**INPUT DATA:**
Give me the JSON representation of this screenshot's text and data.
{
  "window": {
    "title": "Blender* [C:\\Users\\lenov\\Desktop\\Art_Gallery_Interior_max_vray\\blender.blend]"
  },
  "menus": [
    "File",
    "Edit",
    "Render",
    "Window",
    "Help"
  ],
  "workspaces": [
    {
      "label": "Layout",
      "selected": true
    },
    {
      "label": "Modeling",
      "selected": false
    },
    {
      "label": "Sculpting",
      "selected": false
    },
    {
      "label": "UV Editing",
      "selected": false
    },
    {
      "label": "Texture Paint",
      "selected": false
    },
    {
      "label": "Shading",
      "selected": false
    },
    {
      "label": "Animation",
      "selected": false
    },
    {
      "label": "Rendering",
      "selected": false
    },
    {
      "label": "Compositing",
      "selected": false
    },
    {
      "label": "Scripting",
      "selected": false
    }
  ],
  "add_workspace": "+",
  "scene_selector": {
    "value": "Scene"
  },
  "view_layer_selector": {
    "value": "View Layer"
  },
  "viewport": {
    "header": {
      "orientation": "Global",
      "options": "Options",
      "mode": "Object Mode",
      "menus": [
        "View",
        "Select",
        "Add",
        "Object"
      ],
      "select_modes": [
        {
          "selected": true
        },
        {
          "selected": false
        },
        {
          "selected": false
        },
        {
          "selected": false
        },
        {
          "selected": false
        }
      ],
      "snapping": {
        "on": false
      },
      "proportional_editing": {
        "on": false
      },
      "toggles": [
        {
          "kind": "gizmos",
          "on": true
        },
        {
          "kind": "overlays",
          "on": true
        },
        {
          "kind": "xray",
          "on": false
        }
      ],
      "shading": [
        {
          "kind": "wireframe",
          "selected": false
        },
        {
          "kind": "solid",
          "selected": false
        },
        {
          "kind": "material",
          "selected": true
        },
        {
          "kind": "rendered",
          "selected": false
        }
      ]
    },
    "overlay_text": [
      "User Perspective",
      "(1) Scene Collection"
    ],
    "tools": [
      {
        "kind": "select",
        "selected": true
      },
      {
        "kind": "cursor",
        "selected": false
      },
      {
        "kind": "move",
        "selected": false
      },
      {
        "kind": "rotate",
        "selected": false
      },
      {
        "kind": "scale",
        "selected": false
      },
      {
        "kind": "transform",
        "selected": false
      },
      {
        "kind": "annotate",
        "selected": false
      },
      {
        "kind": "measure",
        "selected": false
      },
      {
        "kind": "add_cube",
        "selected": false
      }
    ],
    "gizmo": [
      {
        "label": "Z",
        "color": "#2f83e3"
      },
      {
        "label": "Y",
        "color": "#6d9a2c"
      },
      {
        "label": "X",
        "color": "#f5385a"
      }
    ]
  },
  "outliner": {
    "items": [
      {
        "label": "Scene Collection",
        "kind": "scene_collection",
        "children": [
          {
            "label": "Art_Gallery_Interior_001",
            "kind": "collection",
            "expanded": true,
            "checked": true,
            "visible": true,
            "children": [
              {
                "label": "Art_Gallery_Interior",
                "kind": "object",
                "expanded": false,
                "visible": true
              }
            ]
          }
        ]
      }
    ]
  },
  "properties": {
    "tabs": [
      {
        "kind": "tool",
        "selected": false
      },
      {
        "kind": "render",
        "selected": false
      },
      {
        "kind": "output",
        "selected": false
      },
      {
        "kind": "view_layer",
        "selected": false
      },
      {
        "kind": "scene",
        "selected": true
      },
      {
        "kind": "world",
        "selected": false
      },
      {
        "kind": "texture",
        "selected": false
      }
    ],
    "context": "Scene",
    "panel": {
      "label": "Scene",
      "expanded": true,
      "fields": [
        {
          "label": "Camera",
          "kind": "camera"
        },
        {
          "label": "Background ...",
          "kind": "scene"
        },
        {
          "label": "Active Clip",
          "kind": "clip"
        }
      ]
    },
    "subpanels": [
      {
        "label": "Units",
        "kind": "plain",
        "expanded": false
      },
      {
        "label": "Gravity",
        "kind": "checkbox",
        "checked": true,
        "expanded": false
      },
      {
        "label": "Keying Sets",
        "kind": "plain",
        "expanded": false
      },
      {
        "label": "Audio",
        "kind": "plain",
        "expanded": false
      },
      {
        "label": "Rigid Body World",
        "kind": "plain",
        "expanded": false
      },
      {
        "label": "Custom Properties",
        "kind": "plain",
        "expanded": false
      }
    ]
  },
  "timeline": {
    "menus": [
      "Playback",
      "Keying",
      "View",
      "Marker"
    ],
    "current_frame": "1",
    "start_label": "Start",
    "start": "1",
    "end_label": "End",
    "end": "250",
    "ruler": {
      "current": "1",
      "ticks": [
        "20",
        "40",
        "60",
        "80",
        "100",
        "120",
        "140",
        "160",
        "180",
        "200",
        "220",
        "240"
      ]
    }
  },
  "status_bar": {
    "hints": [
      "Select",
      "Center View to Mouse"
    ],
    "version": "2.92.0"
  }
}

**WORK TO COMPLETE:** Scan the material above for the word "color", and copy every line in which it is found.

**SOLUTION TO THIS EXERCISE:**
        "color": "#2f83e3"
        "color": "#6d9a2c"
        "color": "#f5385a"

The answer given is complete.